In the late 1980s, a young ship’s cook named Tracey Edwards had had enough. Sick of sailing’s impenetrable boys club, where women were barely tolerated on board – let alone in control on deck – she made an extraordinary decision. Edwards bought a boat, put together a team, and announced that she would be heading up the first all-female team to compete in the Whitbread Round The World Race.
Consisting mostly of experienced sailors, the crew of the aptly named Maiden smashed all expectations during the 1989-1990 season of the highly competitive race. Bets were made against the Maiden even making it through the first leg, let alone the more technical ones to come, while sports journalists made disparaging comments and bombarded the women with the expected inappropriate questions, covering cat-fights to boyfriends. But, undeterred, the women sailed on, and though outright victory eluded them, there was still much to be celebrated by the time the Maiden arrived at her final destination.
The crew and their voyage aboard the Maiden is the subject of the recent documentary of the same name, from director Alex Holmes. In Maiden, the crew take centre stage (as well they should), telling their own story as a series of talking heads, all cut through with footage taken on board during the race. A few competitors and sports journalists get their say too, but with Edwards and her crew leading the narration, an already a compelling story of sporting triumph, the focus on the individual women is what really elevates Maiden.
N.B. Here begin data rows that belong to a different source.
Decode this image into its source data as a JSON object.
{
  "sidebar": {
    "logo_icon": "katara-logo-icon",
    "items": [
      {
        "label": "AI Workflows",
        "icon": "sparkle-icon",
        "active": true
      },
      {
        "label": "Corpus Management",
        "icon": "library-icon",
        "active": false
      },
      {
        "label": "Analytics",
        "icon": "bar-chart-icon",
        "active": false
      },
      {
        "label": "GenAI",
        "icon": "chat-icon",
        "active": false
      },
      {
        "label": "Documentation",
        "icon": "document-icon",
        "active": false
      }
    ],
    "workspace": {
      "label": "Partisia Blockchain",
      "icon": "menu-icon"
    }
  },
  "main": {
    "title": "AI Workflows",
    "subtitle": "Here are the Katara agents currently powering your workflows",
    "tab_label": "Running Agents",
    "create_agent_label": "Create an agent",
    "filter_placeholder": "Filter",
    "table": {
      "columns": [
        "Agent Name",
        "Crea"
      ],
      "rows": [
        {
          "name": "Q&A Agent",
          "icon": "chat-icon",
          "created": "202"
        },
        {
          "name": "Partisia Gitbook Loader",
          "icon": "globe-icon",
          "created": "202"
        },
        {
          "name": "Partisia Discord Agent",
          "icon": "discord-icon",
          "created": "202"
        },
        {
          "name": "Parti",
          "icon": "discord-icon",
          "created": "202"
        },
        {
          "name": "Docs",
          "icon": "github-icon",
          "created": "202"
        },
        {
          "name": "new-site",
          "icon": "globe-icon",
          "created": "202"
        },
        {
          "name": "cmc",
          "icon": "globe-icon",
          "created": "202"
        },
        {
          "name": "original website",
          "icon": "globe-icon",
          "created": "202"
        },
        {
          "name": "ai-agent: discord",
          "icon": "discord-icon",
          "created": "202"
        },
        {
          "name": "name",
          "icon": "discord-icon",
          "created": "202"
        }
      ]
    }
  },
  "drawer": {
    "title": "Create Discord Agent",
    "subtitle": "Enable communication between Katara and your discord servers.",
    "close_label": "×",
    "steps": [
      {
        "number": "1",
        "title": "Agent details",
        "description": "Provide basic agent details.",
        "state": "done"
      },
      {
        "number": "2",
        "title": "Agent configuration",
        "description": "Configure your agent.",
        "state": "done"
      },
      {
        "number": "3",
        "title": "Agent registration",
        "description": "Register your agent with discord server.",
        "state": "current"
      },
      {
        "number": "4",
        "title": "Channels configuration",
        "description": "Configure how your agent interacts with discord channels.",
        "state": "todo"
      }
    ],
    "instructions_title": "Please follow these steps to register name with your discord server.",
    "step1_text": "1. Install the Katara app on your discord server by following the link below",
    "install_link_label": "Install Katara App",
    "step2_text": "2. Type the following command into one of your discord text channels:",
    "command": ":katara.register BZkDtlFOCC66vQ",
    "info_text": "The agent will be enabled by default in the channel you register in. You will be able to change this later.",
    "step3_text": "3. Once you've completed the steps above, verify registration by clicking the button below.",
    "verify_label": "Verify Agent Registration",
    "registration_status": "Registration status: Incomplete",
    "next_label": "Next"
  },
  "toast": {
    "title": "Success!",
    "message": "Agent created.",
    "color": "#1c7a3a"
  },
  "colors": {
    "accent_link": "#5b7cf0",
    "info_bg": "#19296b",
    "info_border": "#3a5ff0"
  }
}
With a crew consisting mostly of experienced sailors, a genuine passion for the sport underpins many of the interviews, but its when the women allow their emotions to rise to the surface that Maiden is at its most powerful. Filmed without pre-interviews, the content is raw and authentic, and with a good portion of the dismissive attitude to the crew centered around a woman’s inability to control her emotions, it’s really quite empowering to see them comfortable enough to let go a little on camera. This is especially true of Edwards, who seemingly faced the biggest struggles both during and after the event, and who seemed quite taken aback when she can’t control the tears.
In a wonderful full circle moment, it feels appropriate that it’s Jo Gooding, the ship’s cook and Edwards’ oldest friend, who best sums up the spirit of the Maiden, when she says: “We were doing something we were told we couldn’t do. And we were doing it anyway,”
Things do get a little uncomfortable when the camera focuses on the once-detractors of the Maiden. Naturally, no one stands behind their original dismissal of the crew, but having two male journalists chuckle about their put-downs (Bob Fisher’s a “tin full of tarts” sticks in the mind), and jokingly call each other out over who was worse feels out of place. One hopes this was intended as an eye roll moment, another check against the sailing elite, but it feels more like a misplaced moment of brevity.
But overall, there’s a wonderful elegance to what Holmes has done here, harnessing a simple storytelling device that puts the Maiden firmly back into the hands of the women who helmed her. Breathing life into the names behind the event, Maiden hands agency to the crew, where it truly belongs, resulting in a moving and uplifting glimpse of sporting history.
FOUR AND HALF STARS (OUT OF FIVE)
Maiden is out now in select cinemas, and is also available on DVD, Blu-Ray, and on-demand.
For more info, visit distributor Dogwoof.